Task details:
Below are records to print word for word; include none of their pictures.

====================

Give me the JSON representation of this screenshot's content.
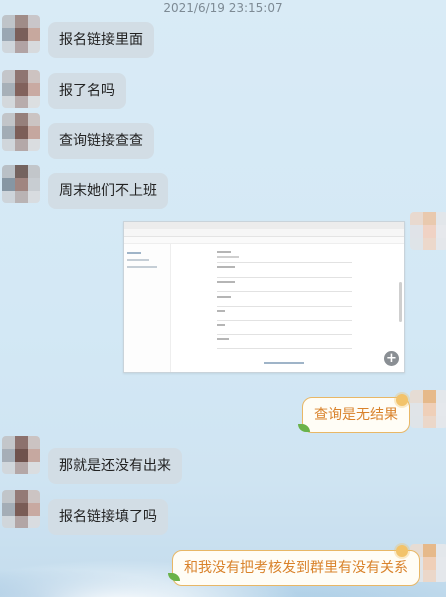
{
  "timestamp": "2021/6/19 23:15:07",
  "messages": [
    {
      "side": "left",
      "text": "报名链接里面"
    },
    {
      "side": "left",
      "text": "报了名吗"
    },
    {
      "side": "left",
      "text": "查询链接查查"
    },
    {
      "side": "left",
      "text": "周末她们不上班"
    },
    {
      "side": "right",
      "type": "image",
      "icon": "zoom-icon"
    },
    {
      "side": "right",
      "text": "查询是无结果"
    },
    {
      "side": "left",
      "text": "那就是还没有出来"
    },
    {
      "side": "left",
      "text": "报名链接填了吗"
    },
    {
      "side": "right",
      "text": "和我没有把考核发到群里有没有关系"
    }
  ],
  "colors": {
    "bubble_left": "#d2dde5",
    "bubble_right_text": "#d9822b",
    "bubble_right_border": "#e8b766"
  }
}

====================

Output for this exercise:
Give me the JSON representation of this screenshot's content.
{
  "timestamp": "2021/6/19 23:15:07",
  "messages": [
    {
      "side": "left",
      "text": "报名链接里面"
    },
    {
      "side": "left",
      "text": "报了名吗"
    },
    {
      "side": "left",
      "text": "查询链接查查"
    },
    {
      "side": "left",
      "text": "周末她们不上班"
    },
    {
      "side": "right",
      "type": "image",
      "icon": "zoom-icon"
    },
    {
      "side": "right",
      "text": "查询是无结果"
    },
    {
      "side": "left",
      "text": "那就是还没有出来"
    },
    {
      "side": "left",
      "text": "报名链接填了吗"
    },
    {
      "side": "right",
      "text": "和我没有把考核发到群里有没有关系"
    }
  ],
  "colors": {
    "bubble_left": "#d2dde5",
    "bubble_right_text": "#d9822b",
    "bubble_right_border": "#e8b766"
  }
}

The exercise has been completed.